A special court in Ahmedabad will pronounce the quantum of sentence for the 24 convicts in the Gulbarg Society massacre case on Thursday. Special court judge PB Desai had on June 2 convicted 11 accused for murder while another 13 were found guilty of lesser crimes such as attacking and burning shops and houses.
Desai heard the arguments of the prosecution, and advocates representing the victims and the convicts on Monday. He postponed the date of pronouncement of the sentence to June 9.
Public prosecutor RC Kodekar sought life imprisonment, if not death sentence, for the convicts, Indo-Asian News Service reported. Arguing for the victims, SM Vora pleaded the court to give exemplary punishment to all the convicts. He argued that the Gulbarg Society riot was a mass murder committed in cold blood and a rarest of rare case.
However, convict's lawyer Abhay Bhardwaj argued that the incident could not be termed as a cold-blooded murder because the convicts attacked the housing society in retaliation to the firing by Congress MP Ehsan Jafri, who was hiding several Muslims inside his house during the 2002 Gujarat riots. At least 15 people sustained injuries in the firing, he said.
Bhardwaj reportedly requested the court to consider the various sections of the Indian Penal Code under which the accused were convicted on Thursday, to decide the quantum of punishment.
The Gulbarg Society in Ahmedabad was attacked on Feb. 28, 2002, allegedly by a mob of Hindus. The attack was part of the riots that broke out after a coach of Sabarmati Express train was set on fire near Godhra station on Feb. 27, leading to death of at least 58 people.

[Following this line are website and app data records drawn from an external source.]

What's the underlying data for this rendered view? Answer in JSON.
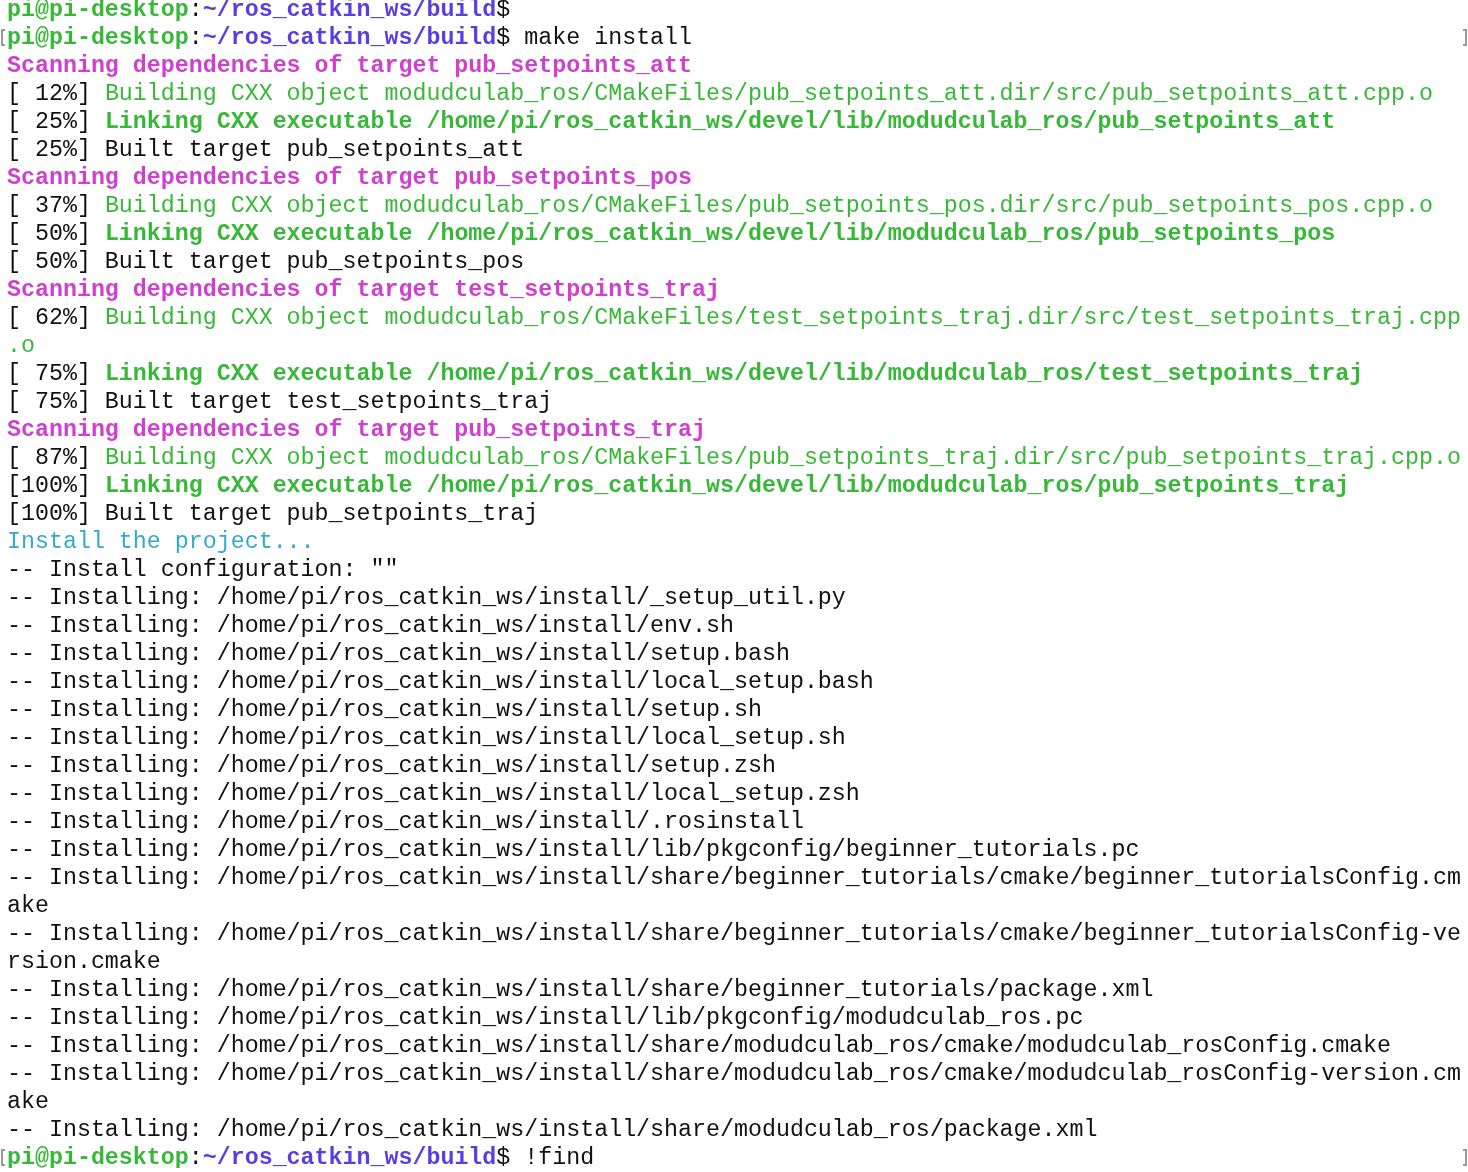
{
  "terminal": {
    "lines": [
      {
        "marked": false,
        "segments": [
          {
            "kind": "user",
            "text": "pi@pi-desktop"
          },
          {
            "kind": "plain",
            "text": ":"
          },
          {
            "kind": "path",
            "text": "~/ros_catkin_ws/build"
          },
          {
            "kind": "plain",
            "text": "$"
          }
        ]
      },
      {
        "marked": true,
        "segments": [
          {
            "kind": "user",
            "text": "pi@pi-desktop"
          },
          {
            "kind": "plain",
            "text": ":"
          },
          {
            "kind": "path",
            "text": "~/ros_catkin_ws/build"
          },
          {
            "kind": "plain",
            "text": "$ make install"
          }
        ]
      },
      {
        "marked": false,
        "segments": [
          {
            "kind": "scan",
            "text": "Scanning dependencies of target pub_setpoints_att"
          }
        ]
      },
      {
        "marked": false,
        "segments": [
          {
            "kind": "plain",
            "text": "[ 12%] "
          },
          {
            "kind": "build",
            "text": "Building CXX object modudculab_ros/CMakeFiles/pub_setpoints_att.dir/src/pub_setpoints_att.cpp.o"
          }
        ]
      },
      {
        "marked": false,
        "segments": [
          {
            "kind": "plain",
            "text": "[ 25%] "
          },
          {
            "kind": "link",
            "text": "Linking CXX executable /home/pi/ros_catkin_ws/devel/lib/modudculab_ros/pub_setpoints_att"
          }
        ]
      },
      {
        "marked": false,
        "segments": [
          {
            "kind": "plain",
            "text": "[ 25%] Built target pub_setpoints_att"
          }
        ]
      },
      {
        "marked": false,
        "segments": [
          {
            "kind": "scan",
            "text": "Scanning dependencies of target pub_setpoints_pos"
          }
        ]
      },
      {
        "marked": false,
        "segments": [
          {
            "kind": "plain",
            "text": "[ 37%] "
          },
          {
            "kind": "build",
            "text": "Building CXX object modudculab_ros/CMakeFiles/pub_setpoints_pos.dir/src/pub_setpoints_pos.cpp.o"
          }
        ]
      },
      {
        "marked": false,
        "segments": [
          {
            "kind": "plain",
            "text": "[ 50%] "
          },
          {
            "kind": "link",
            "text": "Linking CXX executable /home/pi/ros_catkin_ws/devel/lib/modudculab_ros/pub_setpoints_pos"
          }
        ]
      },
      {
        "marked": false,
        "segments": [
          {
            "kind": "plain",
            "text": "[ 50%] Built target pub_setpoints_pos"
          }
        ]
      },
      {
        "marked": false,
        "segments": [
          {
            "kind": "scan",
            "text": "Scanning dependencies of target test_setpoints_traj"
          }
        ]
      },
      {
        "marked": false,
        "segments": [
          {
            "kind": "plain",
            "text": "[ 62%] "
          },
          {
            "kind": "build",
            "text": "Building CXX object modudculab_ros/CMakeFiles/test_setpoints_traj.dir/src/test_setpoints_traj.cpp"
          }
        ]
      },
      {
        "marked": false,
        "segments": [
          {
            "kind": "build",
            "text": ".o"
          }
        ]
      },
      {
        "marked": false,
        "segments": [
          {
            "kind": "plain",
            "text": "[ 75%] "
          },
          {
            "kind": "link",
            "text": "Linking CXX executable /home/pi/ros_catkin_ws/devel/lib/modudculab_ros/test_setpoints_traj"
          }
        ]
      },
      {
        "marked": false,
        "segments": [
          {
            "kind": "plain",
            "text": "[ 75%] Built target test_setpoints_traj"
          }
        ]
      },
      {
        "marked": false,
        "segments": [
          {
            "kind": "scan",
            "text": "Scanning dependencies of target pub_setpoints_traj"
          }
        ]
      },
      {
        "marked": false,
        "segments": [
          {
            "kind": "plain",
            "text": "[ 87%] "
          },
          {
            "kind": "build",
            "text": "Building CXX object modudculab_ros/CMakeFiles/pub_setpoints_traj.dir/src/pub_setpoints_traj.cpp.o"
          }
        ]
      },
      {
        "marked": false,
        "segments": [
          {
            "kind": "plain",
            "text": "[100%] "
          },
          {
            "kind": "link",
            "text": "Linking CXX executable /home/pi/ros_catkin_ws/devel/lib/modudculab_ros/pub_setpoints_traj"
          }
        ]
      },
      {
        "marked": false,
        "segments": [
          {
            "kind": "plain",
            "text": "[100%] Built target pub_setpoints_traj"
          }
        ]
      },
      {
        "marked": false,
        "segments": [
          {
            "kind": "install",
            "text": "Install the project..."
          }
        ]
      },
      {
        "marked": false,
        "segments": [
          {
            "kind": "plain",
            "text": "-- Install configuration: \"\""
          }
        ]
      },
      {
        "marked": false,
        "segments": [
          {
            "kind": "plain",
            "text": "-- Installing: /home/pi/ros_catkin_ws/install/_setup_util.py"
          }
        ]
      },
      {
        "marked": false,
        "segments": [
          {
            "kind": "plain",
            "text": "-- Installing: /home/pi/ros_catkin_ws/install/env.sh"
          }
        ]
      },
      {
        "marked": false,
        "segments": [
          {
            "kind": "plain",
            "text": "-- Installing: /home/pi/ros_catkin_ws/install/setup.bash"
          }
        ]
      },
      {
        "marked": false,
        "segments": [
          {
            "kind": "plain",
            "text": "-- Installing: /home/pi/ros_catkin_ws/install/local_setup.bash"
          }
        ]
      },
      {
        "marked": false,
        "segments": [
          {
            "kind": "plain",
            "text": "-- Installing: /home/pi/ros_catkin_ws/install/setup.sh"
          }
        ]
      },
      {
        "marked": false,
        "segments": [
          {
            "kind": "plain",
            "text": "-- Installing: /home/pi/ros_catkin_ws/install/local_setup.sh"
          }
        ]
      },
      {
        "marked": false,
        "segments": [
          {
            "kind": "plain",
            "text": "-- Installing: /home/pi/ros_catkin_ws/install/setup.zsh"
          }
        ]
      },
      {
        "marked": false,
        "segments": [
          {
            "kind": "plain",
            "text": "-- Installing: /home/pi/ros_catkin_ws/install/local_setup.zsh"
          }
        ]
      },
      {
        "marked": false,
        "segments": [
          {
            "kind": "plain",
            "text": "-- Installing: /home/pi/ros_catkin_ws/install/.rosinstall"
          }
        ]
      },
      {
        "marked": false,
        "segments": [
          {
            "kind": "plain",
            "text": "-- Installing: /home/pi/ros_catkin_ws/install/lib/pkgconfig/beginner_tutorials.pc"
          }
        ]
      },
      {
        "marked": false,
        "segments": [
          {
            "kind": "plain",
            "text": "-- Installing: /home/pi/ros_catkin_ws/install/share/beginner_tutorials/cmake/beginner_tutorialsConfig.cm"
          }
        ]
      },
      {
        "marked": false,
        "segments": [
          {
            "kind": "plain",
            "text": "ake"
          }
        ]
      },
      {
        "marked": false,
        "segments": [
          {
            "kind": "plain",
            "text": "-- Installing: /home/pi/ros_catkin_ws/install/share/beginner_tutorials/cmake/beginner_tutorialsConfig-ve"
          }
        ]
      },
      {
        "marked": false,
        "segments": [
          {
            "kind": "plain",
            "text": "rsion.cmake"
          }
        ]
      },
      {
        "marked": false,
        "segments": [
          {
            "kind": "plain",
            "text": "-- Installing: /home/pi/ros_catkin_ws/install/share/beginner_tutorials/package.xml"
          }
        ]
      },
      {
        "marked": false,
        "segments": [
          {
            "kind": "plain",
            "text": "-- Installing: /home/pi/ros_catkin_ws/install/lib/pkgconfig/modudculab_ros.pc"
          }
        ]
      },
      {
        "marked": false,
        "segments": [
          {
            "kind": "plain",
            "text": "-- Installing: /home/pi/ros_catkin_ws/install/share/modudculab_ros/cmake/modudculab_rosConfig.cmake"
          }
        ]
      },
      {
        "marked": false,
        "segments": [
          {
            "kind": "plain",
            "text": "-- Installing: /home/pi/ros_catkin_ws/install/share/modudculab_ros/cmake/modudculab_rosConfig-version.cm"
          }
        ]
      },
      {
        "marked": false,
        "segments": [
          {
            "kind": "plain",
            "text": "ake"
          }
        ]
      },
      {
        "marked": false,
        "segments": [
          {
            "kind": "plain",
            "text": "-- Installing: /home/pi/ros_catkin_ws/install/share/modudculab_ros/package.xml"
          }
        ]
      },
      {
        "marked": true,
        "segments": [
          {
            "kind": "user",
            "text": "pi@pi-desktop"
          },
          {
            "kind": "plain",
            "text": ":"
          },
          {
            "kind": "path",
            "text": "~/ros_catkin_ws/build"
          },
          {
            "kind": "plain",
            "text": "$ !find"
          }
        ]
      }
    ]
  }
}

A total of 69 people were killed in the Gulbarg Society massacre. While at least 39 people, including Jafri, were burnt alive, another 30 were presumed dead.

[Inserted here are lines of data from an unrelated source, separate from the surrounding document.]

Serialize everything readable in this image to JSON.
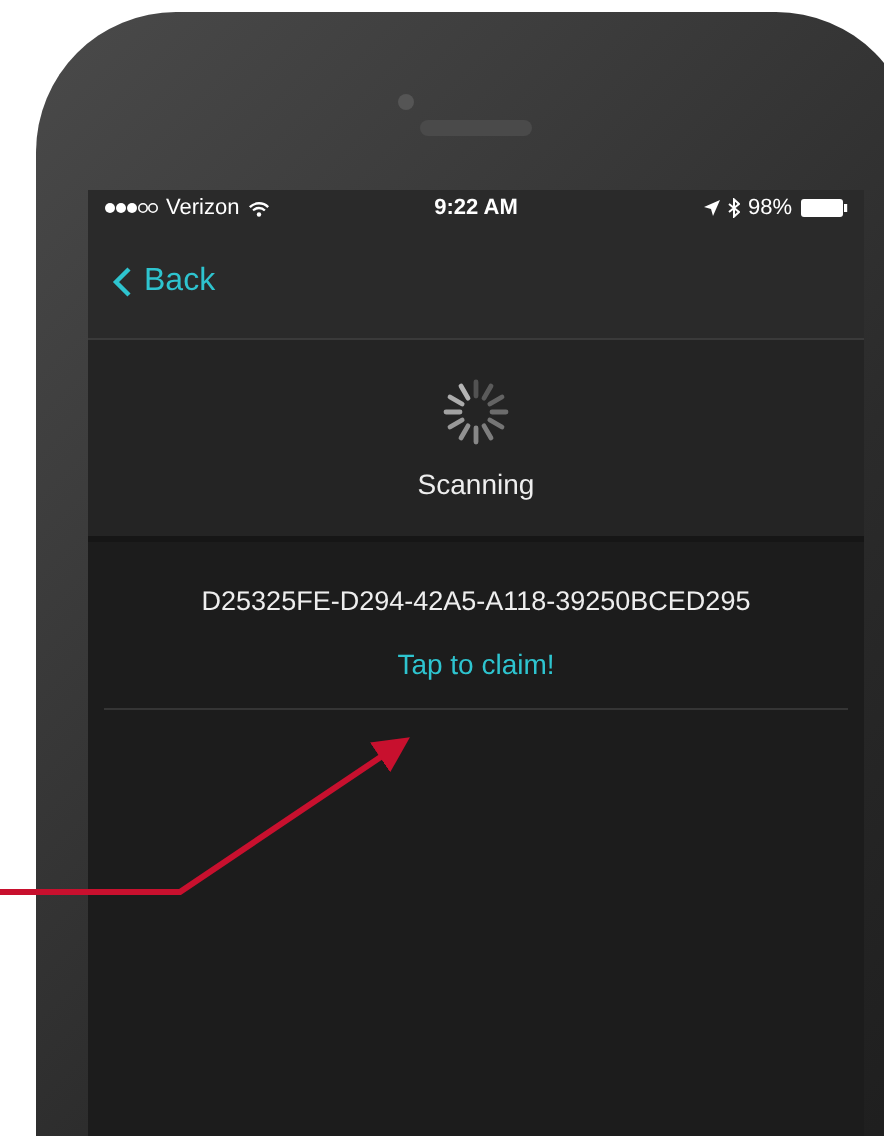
{
  "status_bar": {
    "carrier": "Verizon",
    "time": "9:22 AM",
    "battery": "98%"
  },
  "nav": {
    "back": "Back"
  },
  "scanner": {
    "status": "Scanning"
  },
  "devices": [
    {
      "uuid": "D25325FE-D294-42A5-A118-39250BCED295",
      "action": "Tap to claim!"
    }
  ]
}
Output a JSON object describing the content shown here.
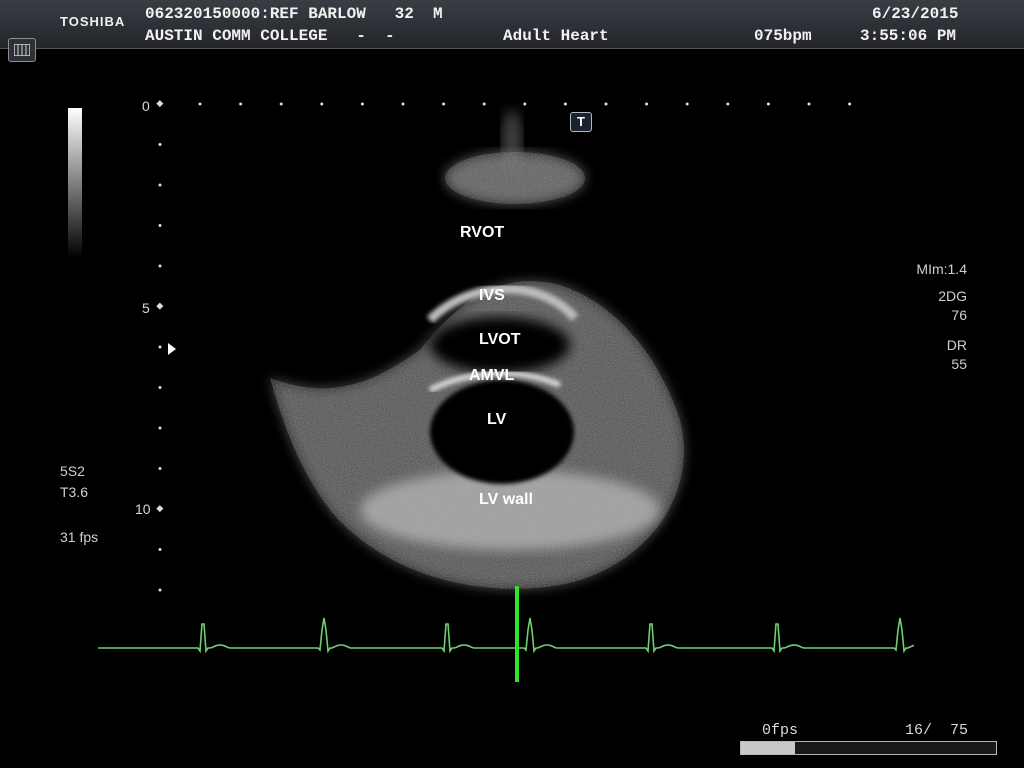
{
  "header": {
    "brand": "TOSHIBA",
    "patient_line": "062320150000:REF BARLOW   32  M",
    "institution_line": "AUSTIN COMM COLLEGE   -  -",
    "preset": "Adult Heart",
    "date": "6/23/2015",
    "heart_rate": "075bpm",
    "time": "3:55:06 PM"
  },
  "left_panel": {
    "probe": "5S2",
    "setting": "T3.6",
    "frame_rate": "31 fps"
  },
  "right_panel": {
    "mi": "MIm:1.4",
    "gain_label": "2DG",
    "gain_value": "76",
    "dr_label": "DR",
    "dr_value": "55"
  },
  "depth_scale": {
    "labels": [
      "0",
      "5",
      "10"
    ]
  },
  "marker_badge": "T",
  "annotations": {
    "rvot": "RVOT",
    "ivs": "IVS",
    "lvot": "LVOT",
    "amvl": "AMVL",
    "lv": "LV",
    "lv_wall": "LV wall"
  },
  "playback": {
    "fps_label": "0fps",
    "frame_counter": "16/  75",
    "progress_fraction": 0.21
  },
  "colors": {
    "ecg": "#6fcf6f",
    "cursor": "#2ee52e",
    "header_bg": "#2e3136"
  }
}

The hearing into the case started in 2009 and was taken over by Desai in November 2014. He completed the trials in September 2015 and found 66 people guilty of the crime. Four of them died during the trial. Of the remaining accused, 36 were acquitted by the special court on June 2.